A senior MP has called for a formal inquiry after the names of some New Year Honours recipients appeared in the press before the formal announcement.
Bernard Jenkin, the Tory MP who chairs the Commons Public Administration Select Committee, suggested the leaks looked like a "political stunt".
The Sunday Times first mentioned the names of Tower of London poppy creators Paul Cummins and Tom Piper in November.
The head of the civil service, Sir Bob Kerslake, said he was "concerned".
Sir Bob, who oversaw the honours list, said they were "highly regrettable".
He said: "There have been leaks in the past but there was, on this particular occasion, a significant number and that's the point we will look into."
Mr Jenkin said: "The pre-briefing on honours before they are announced makes the whole thing look more like a political stunt than the reward for outstanding public service that it ought to be.
"There should be a formal leak inquiry."
In November, the Sunday Times reported that Mr Cummins and Mr Piper would be appointed OBEs. In fact, the pair became MBEs.
But soon afterwards, other papers carried correct stories that actors Joan Collins, Sir John Hurt, James Corden and Sheridan Smith would be on the list when it was officially issued on 30 December.
Damian McBride, who was political press adviser to Gordon Brown, told BBC News an early draft of honours nominations was prepared for the prime minister by the cabinet secretary, and was then sent to the Queen.
He said it would be seen "widely by a lot of people" who are not doing any legitimate job connected to the honours list.
"That is very high commodity information to trade for a front page story," said Mr McBride.
"That's the way it's done between spin doctors and the political editors."
'Humming a theme'
Before 2005, political advisors were allowed to recommend names for the honours list, but the system was changed.

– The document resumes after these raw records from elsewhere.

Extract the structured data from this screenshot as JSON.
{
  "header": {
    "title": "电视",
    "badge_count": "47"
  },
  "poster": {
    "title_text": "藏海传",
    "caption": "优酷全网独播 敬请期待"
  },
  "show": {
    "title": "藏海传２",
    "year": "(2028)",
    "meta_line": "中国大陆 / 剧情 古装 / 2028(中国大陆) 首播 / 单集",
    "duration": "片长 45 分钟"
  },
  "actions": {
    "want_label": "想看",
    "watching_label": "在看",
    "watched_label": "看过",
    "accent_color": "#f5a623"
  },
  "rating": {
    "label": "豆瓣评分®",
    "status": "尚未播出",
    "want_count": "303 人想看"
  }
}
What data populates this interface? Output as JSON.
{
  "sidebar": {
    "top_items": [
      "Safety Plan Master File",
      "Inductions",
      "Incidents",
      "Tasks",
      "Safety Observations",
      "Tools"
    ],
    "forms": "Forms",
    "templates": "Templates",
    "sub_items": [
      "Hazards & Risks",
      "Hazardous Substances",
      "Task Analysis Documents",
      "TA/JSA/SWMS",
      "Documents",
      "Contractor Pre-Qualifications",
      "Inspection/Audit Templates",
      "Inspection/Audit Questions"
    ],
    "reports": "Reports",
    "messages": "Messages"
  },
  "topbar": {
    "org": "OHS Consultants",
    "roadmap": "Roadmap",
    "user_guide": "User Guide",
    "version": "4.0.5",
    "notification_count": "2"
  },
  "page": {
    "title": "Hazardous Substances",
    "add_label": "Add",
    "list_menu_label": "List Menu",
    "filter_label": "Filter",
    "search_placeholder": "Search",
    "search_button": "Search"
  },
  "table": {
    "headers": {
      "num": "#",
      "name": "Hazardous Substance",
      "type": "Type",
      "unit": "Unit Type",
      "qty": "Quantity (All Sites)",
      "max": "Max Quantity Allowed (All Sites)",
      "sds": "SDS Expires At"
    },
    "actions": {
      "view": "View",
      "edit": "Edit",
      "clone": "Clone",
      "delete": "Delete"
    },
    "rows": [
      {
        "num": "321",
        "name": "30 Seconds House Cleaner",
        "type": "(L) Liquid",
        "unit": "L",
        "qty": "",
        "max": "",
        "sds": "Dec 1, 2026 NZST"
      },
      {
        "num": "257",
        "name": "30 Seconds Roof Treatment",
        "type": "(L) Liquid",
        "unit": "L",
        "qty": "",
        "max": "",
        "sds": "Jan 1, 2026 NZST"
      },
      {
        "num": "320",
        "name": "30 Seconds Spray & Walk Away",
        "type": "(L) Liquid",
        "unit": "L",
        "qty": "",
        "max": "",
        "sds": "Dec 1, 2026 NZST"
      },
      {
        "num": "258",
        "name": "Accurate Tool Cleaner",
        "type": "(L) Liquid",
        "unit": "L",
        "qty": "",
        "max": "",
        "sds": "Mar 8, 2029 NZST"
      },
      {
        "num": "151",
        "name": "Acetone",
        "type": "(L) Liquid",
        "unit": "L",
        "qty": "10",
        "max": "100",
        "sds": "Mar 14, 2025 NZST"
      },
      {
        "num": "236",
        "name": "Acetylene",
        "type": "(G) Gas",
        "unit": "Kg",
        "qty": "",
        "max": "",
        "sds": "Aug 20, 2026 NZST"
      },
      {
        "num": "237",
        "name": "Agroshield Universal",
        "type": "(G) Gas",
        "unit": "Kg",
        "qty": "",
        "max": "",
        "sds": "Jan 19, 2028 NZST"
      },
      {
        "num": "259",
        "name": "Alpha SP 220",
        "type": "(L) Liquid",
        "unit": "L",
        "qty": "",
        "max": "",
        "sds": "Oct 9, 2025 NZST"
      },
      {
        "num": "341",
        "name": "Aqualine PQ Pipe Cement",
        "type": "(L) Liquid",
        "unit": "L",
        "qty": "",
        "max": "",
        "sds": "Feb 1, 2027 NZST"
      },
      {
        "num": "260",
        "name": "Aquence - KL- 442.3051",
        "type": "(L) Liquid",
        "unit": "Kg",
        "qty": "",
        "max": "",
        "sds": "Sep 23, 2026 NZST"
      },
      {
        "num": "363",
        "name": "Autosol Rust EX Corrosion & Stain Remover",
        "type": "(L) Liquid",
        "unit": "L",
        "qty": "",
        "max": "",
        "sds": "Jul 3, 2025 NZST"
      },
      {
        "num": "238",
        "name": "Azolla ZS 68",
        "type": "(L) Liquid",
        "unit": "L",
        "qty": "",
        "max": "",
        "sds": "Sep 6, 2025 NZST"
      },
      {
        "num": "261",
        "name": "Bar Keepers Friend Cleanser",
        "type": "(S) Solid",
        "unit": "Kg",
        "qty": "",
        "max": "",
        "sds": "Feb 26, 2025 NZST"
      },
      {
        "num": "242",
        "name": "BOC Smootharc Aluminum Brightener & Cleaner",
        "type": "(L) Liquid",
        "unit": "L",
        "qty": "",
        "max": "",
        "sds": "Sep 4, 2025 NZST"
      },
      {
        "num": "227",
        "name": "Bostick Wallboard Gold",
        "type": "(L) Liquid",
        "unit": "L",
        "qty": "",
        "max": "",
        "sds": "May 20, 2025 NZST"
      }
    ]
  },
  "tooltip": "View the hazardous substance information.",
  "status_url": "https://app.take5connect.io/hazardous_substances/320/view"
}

Committees of appointed individuals, chaired by civil servants, now make the nominations.
Mr McBride said it appeared spin doctors had become "very casual" about secrecy during the process.
"It does appear to be worse than ever, even when it was [Tony Blair's former communications director] Alastair Campbell doing this," he said.
One newspaper reported last week that the former England rugby union star Jonny Wilkinson was in line for a knighthood, when he was not.
Mr McBride suggested this may have been the result of a briefing from an adviser who was not being entirely clear. He said journalists may have been told that a world cup winning rugby player was being rewarded.
Honours have, in fact, been given to Sarah Hunter and Rochelle Clark, members of the England women's team who won the World Cup this summer.
The former spin doctor admitted that he would frequently brief journalists in such a way.
"I used to hum the themes from television programmes, and journalists would ask, 'Is it the main star?'"